The SunSmart Global UV app provides five-day UV and weather forecasts at searchable locations. It highlights time slots when sun protection is required with the aim of helping people around the world know when to use sun protection, in an effort to reduce the global burden of skin cancer and UV-related eye damage.
The SunSmart Global UV app is available free of charge at both the Apple App and Google Play stores. It provides personalized options so that users can take actions to protect prolonged, excessive UV exposure, a major cause of skin cancer and other UV related diseases. The app allows the inclusion of national and local data streams and adaptation to multiple languages – it is currently available in Chinese, English, French, German, Russian, Dutch and Spanish.
“Evidence shows that overexposure to UV is the major cause of skin cancer. So it’s vital for people to know when and how to protect themselves,” said Dr Maria Neira, WHO Director, Department of Environment, Climate Change and Health. ”We encourage everyone to use the application to protect themselves and their children, and to make this a daily habit.”
Globally, it is estimated that over 1.5 million cases of skin cancer (melanoma and non-melanoma combined) were diagnosed globally in 2020. During the same period, more than 120,000 people across the world lost their lives to this highly preventable disease. One of the main factors contributing to these cancers is excess UV radiation from thinning of the earth’s stratospheric ozone layer resulting from the release of certain manmade chemicals.
Under the international treaty known as the Montreal Protocol, all UN Member States are phasing out the production and consumption of those substances according to a specific timetable.
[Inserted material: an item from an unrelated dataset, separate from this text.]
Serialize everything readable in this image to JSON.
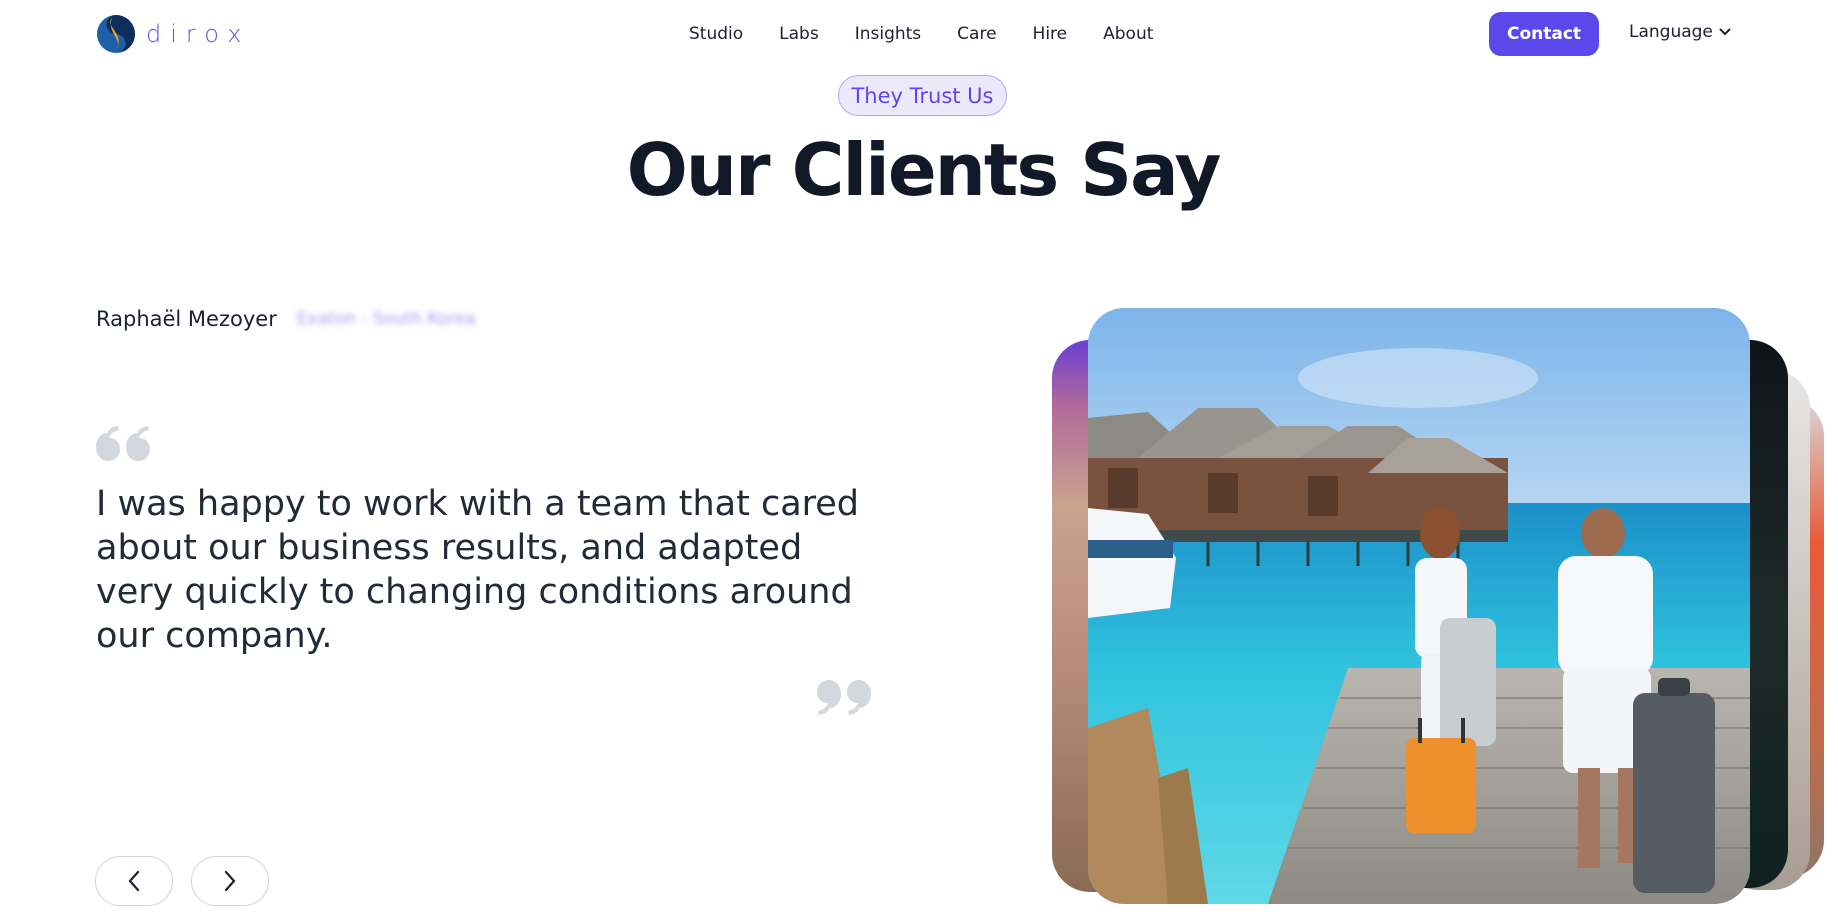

As a result of these continuing efforts, the ozone level is projected to recover by mid-century. In the meantime, individuals need to be particularly cautious to protect themselves from receiving too much UV exposure – this is where the UV app plays an important awareness role.
“The Montreal Protocol protects the stratospheric ozone layer which, in turn, protects human health and the environment by blocking most of sun’s harmful ultraviolet radiation from reaching the earth’s surface. Skin cancer can result from overexposure to the sun, so it is imperative for everyone to remain vigilant and ensure they protect themselves adequately with hats and sunscreen. The SunSmart App is a fantastic UV monitoring tool, and I would encourage everyone to use it,” advises Ms. Meg Seki, Executive Secretary of UNEP’s Ozone Secretariat.
Everyone needs some sun, mainly for the production of vitamin D which helps to prevent the development of bone diseases such as rickets, osteomalacia and osteoporosis. But too much sun can be dangerous – and even deadly. The summer months hide real danger.
The UV App has been launched to coincide with the first day of summer in the northern hemisphere. By increasing the public’s awareness and helping to reduce the incidence of skin cancer, this application ultimately supports the achievement of UN Sustainable Development Goal 3, which aims to ensure healthy lives and well-being worldwide by 2030.